**Exercise objective**:
Your answer should be the lines of the material that include the word "zero".

[Records supplied — start]

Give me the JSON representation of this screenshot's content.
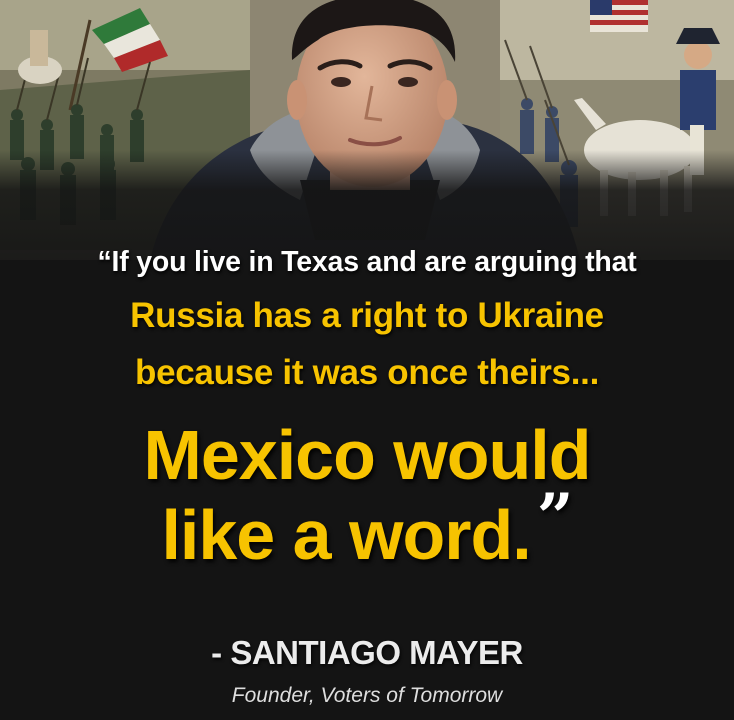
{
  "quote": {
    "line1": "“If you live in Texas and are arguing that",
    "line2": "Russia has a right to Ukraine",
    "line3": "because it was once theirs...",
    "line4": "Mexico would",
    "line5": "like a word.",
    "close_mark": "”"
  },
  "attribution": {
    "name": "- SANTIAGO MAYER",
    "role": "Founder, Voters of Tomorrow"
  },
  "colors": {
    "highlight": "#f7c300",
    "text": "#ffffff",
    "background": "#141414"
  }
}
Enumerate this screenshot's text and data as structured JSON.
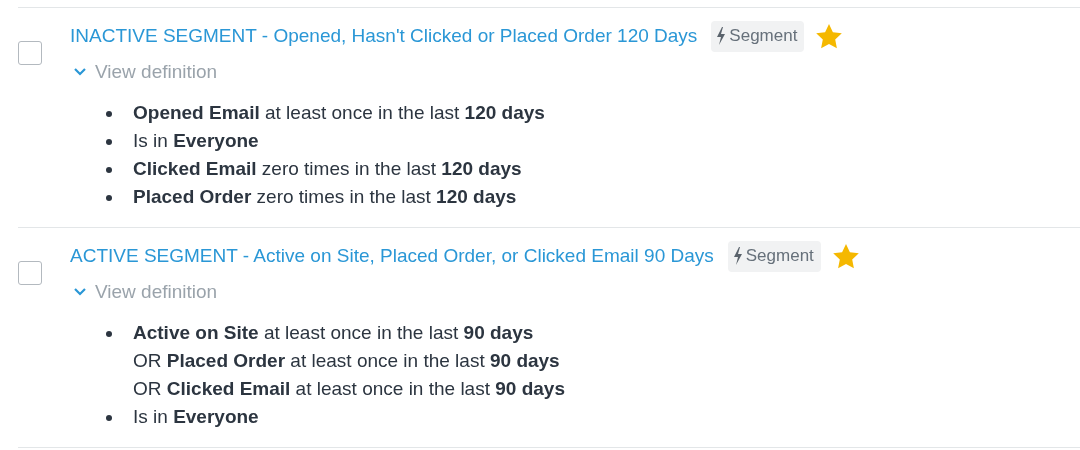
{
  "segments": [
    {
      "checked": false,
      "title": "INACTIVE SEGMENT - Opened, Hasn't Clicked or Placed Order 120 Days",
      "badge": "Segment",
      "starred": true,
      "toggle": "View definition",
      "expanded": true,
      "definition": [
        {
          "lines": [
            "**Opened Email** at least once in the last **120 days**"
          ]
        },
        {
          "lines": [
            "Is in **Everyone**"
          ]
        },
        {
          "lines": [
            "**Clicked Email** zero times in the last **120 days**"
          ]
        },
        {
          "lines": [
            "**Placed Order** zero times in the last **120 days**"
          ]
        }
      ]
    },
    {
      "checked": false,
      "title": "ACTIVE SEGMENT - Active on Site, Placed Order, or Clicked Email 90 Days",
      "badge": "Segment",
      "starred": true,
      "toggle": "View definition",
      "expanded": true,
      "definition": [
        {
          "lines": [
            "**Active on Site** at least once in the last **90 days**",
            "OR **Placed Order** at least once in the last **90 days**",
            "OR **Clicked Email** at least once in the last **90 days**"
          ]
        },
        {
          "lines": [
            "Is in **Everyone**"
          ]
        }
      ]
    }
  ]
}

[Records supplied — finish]
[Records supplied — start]

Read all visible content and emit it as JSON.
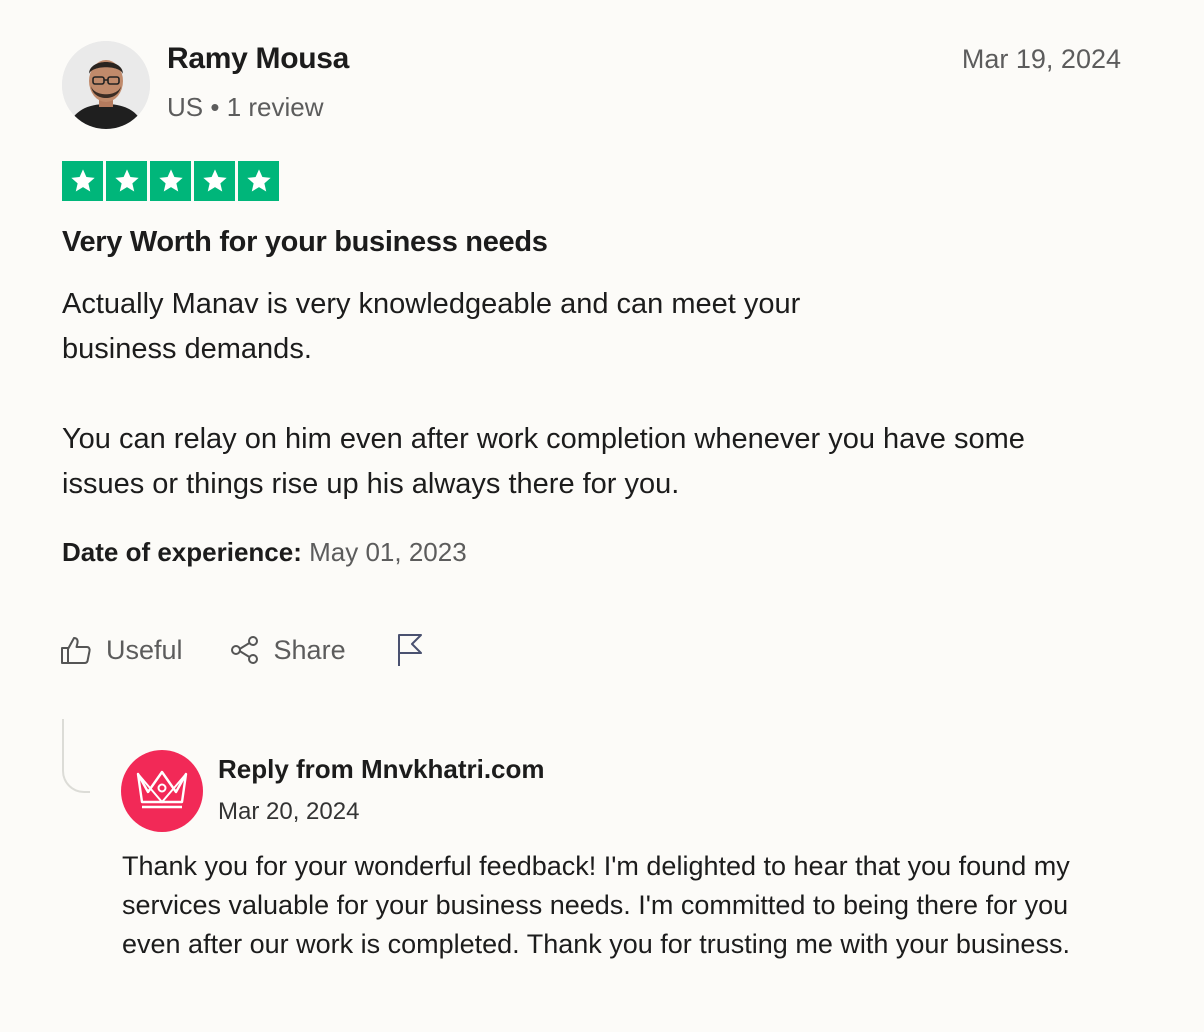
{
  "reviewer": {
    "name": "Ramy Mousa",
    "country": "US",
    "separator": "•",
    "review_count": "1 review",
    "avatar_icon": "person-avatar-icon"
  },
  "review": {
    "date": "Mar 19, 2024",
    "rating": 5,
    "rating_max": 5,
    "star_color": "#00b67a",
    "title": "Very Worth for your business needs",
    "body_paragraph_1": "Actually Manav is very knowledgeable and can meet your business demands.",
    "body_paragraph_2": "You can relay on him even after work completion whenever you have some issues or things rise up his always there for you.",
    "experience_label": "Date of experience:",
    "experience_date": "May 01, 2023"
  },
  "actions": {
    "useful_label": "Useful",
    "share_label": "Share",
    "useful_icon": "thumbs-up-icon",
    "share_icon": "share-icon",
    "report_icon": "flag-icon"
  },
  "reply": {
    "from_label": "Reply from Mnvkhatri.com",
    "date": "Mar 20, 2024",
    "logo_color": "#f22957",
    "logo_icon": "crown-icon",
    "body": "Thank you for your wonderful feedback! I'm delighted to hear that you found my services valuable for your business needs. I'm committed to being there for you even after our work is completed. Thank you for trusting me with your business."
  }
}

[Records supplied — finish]

**Solution to this task**:
            "**Clicked Email** zero times in the last **120 days**"
            "**Placed Order** zero times in the last **120 days**"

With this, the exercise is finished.